Since the pictures are not wanted, retype the listing below exactly and without them.

▶ Given data
* * * * * * *
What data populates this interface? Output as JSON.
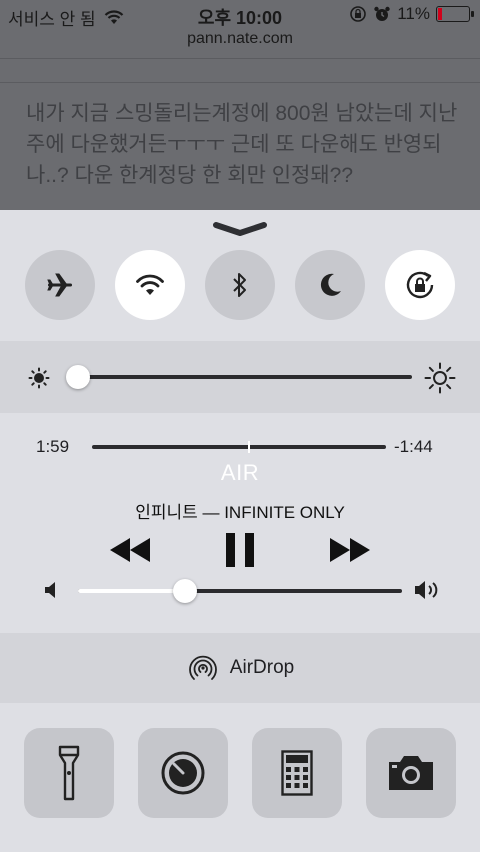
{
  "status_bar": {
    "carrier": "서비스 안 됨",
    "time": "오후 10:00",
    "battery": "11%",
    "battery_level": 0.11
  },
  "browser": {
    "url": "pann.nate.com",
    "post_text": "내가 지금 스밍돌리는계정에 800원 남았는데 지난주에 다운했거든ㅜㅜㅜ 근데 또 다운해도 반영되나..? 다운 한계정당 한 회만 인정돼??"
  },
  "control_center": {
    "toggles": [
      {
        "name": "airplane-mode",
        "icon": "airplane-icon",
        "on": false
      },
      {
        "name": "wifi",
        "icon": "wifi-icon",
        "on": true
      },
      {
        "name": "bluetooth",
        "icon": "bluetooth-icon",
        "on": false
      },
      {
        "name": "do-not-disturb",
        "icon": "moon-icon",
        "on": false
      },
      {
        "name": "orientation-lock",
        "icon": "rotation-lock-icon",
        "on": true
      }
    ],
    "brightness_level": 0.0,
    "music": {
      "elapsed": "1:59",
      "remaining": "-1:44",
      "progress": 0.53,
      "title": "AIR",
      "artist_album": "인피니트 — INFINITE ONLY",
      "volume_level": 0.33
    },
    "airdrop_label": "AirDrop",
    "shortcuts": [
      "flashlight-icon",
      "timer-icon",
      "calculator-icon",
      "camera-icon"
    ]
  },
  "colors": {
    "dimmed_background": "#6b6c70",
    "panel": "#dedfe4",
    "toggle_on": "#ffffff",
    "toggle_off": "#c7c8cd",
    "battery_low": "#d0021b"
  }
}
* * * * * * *
▶ Worked solution
What data populates this interface? Output as JSON.
{
  "status_bar": {
    "carrier": "서비스 안 됨",
    "time": "오후 10:00",
    "battery": "11%",
    "battery_level": 0.11
  },
  "browser": {
    "url": "pann.nate.com",
    "post_text": "내가 지금 스밍돌리는계정에 800원 남았는데 지난주에 다운했거든ㅜㅜㅜ 근데 또 다운해도 반영되나..? 다운 한계정당 한 회만 인정돼??"
  },
  "control_center": {
    "toggles": [
      {
        "name": "airplane-mode",
        "icon": "airplane-icon",
        "on": false
      },
      {
        "name": "wifi",
        "icon": "wifi-icon",
        "on": true
      },
      {
        "name": "bluetooth",
        "icon": "bluetooth-icon",
        "on": false
      },
      {
        "name": "do-not-disturb",
        "icon": "moon-icon",
        "on": false
      },
      {
        "name": "orientation-lock",
        "icon": "rotation-lock-icon",
        "on": true
      }
    ],
    "brightness_level": 0.0,
    "music": {
      "elapsed": "1:59",
      "remaining": "-1:44",
      "progress": 0.53,
      "title": "AIR",
      "artist_album": "인피니트 — INFINITE ONLY",
      "volume_level": 0.33
    },
    "airdrop_label": "AirDrop",
    "shortcuts": [
      "flashlight-icon",
      "timer-icon",
      "calculator-icon",
      "camera-icon"
    ]
  },
  "colors": {
    "dimmed_background": "#6b6c70",
    "panel": "#dedfe4",
    "toggle_on": "#ffffff",
    "toggle_off": "#c7c8cd",
    "battery_low": "#d0021b"
  }
}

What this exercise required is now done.